The financial planning process is ongoing, and the client experience should reflect that. Advisors should continually evaluate their processes and services to ensure that they are meeting the needs and expectations of their clients. They should be open to feedback and willing to make changes to improve the client experience.
10. Develop a strong personal brand
A strong personal brand can help advisors stand out in a crowded marketplace and attract new clients. Advisors should focus on building their reputation through networking, speaking engagements, and thought leadership. They should also leverage social media to connect with clients and prospects and showcase their expertise and value.
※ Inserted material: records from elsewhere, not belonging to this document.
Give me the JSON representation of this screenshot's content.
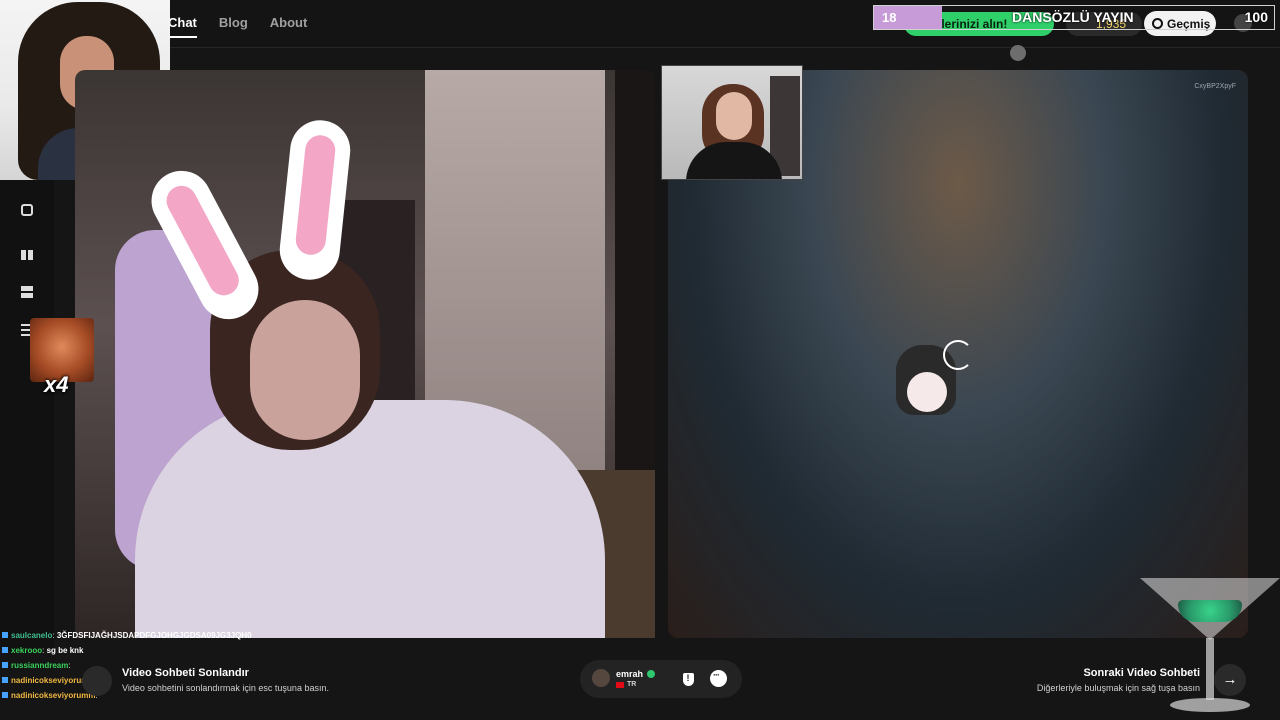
{
  "nav": {
    "chat": "Chat",
    "blog": "Blog",
    "about": "About"
  },
  "header": {
    "promo_text": "llerinizi alın!",
    "coins": "1,935",
    "history_label": "Geçmiş"
  },
  "overlay": {
    "level": "18",
    "title": "DANSÖZLÜ YAYIN",
    "count": "100"
  },
  "emote": {
    "multiplier": "x4"
  },
  "video": {
    "room_id": "CxyBP2XpyF"
  },
  "chat": [
    {
      "user": "saulcanelo",
      "message": "3ĞFDSFIJAĞHJSDAPDFGJOHGJGDSA09JG3JQH0",
      "color": "#3fbf8f"
    },
    {
      "user": "xekrooo",
      "message": "sg be knk",
      "color": "#3ad15b"
    },
    {
      "user": "russianndream",
      "message": "",
      "color": "#3ad15b"
    },
    {
      "user": "nadinicokseviyorum",
      "message": "SC",
      "color": "#f1b840"
    },
    {
      "user": "nadinicokseviyorumm",
      "message": "",
      "color": "#f1b840"
    }
  ],
  "bottom": {
    "end_title": "Video Sohbeti Sonlandır",
    "end_subtitle": "Video sohbetini sonlandırmak için esc tuşuna basın.",
    "partner_name": "emrah",
    "partner_country": "TR",
    "next_title": "Sonraki Video Sohbeti",
    "next_subtitle": "Diğerleriyle buluşmak için sağ tuşa basın",
    "next_arrow": "→"
  },
  "colors": {
    "accent_green": "#2fcf6a",
    "level_purple": "#c79bd8",
    "background": "#151515"
  }
}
Beckwith also points out that because the decision to buy a service will feel like a “risky” proposition for the prospective client (“How do I know if I will really get a service that is worth paying for?”), it’s important to do what you can to make the transaction feel less risky. For instance, Beckwith suggests offering a trial period or test project; in the context of financial planning, that might mean not insisting that clients do a comprehensive financial plan up front and instead offering a modular financial planning service for a standalone fee, such as a 2-hour Retirement Readiness Review and analysis for INR XXXX, and only then inviting the client to consider a more comprehensive financial planning solution after you have demonstrated your value proposition.
In conclusion, financial planning is an essential service that can help individuals and families achieve their long-term financial goals. However, it is an invisible service that can be difficult to quantify and communicate to clients. By following the strategies outlined in Harry Beckwith’s book “Selling the Invisible,” financial advisors can make their services more valuable and visible to clients. They can focus on building strong relationships, delivering exceptional service, and continuously improving the client experience. With these strategies in place, advisors can differentiate themselves in the marketplace and attract new clients while retaining their existing ones.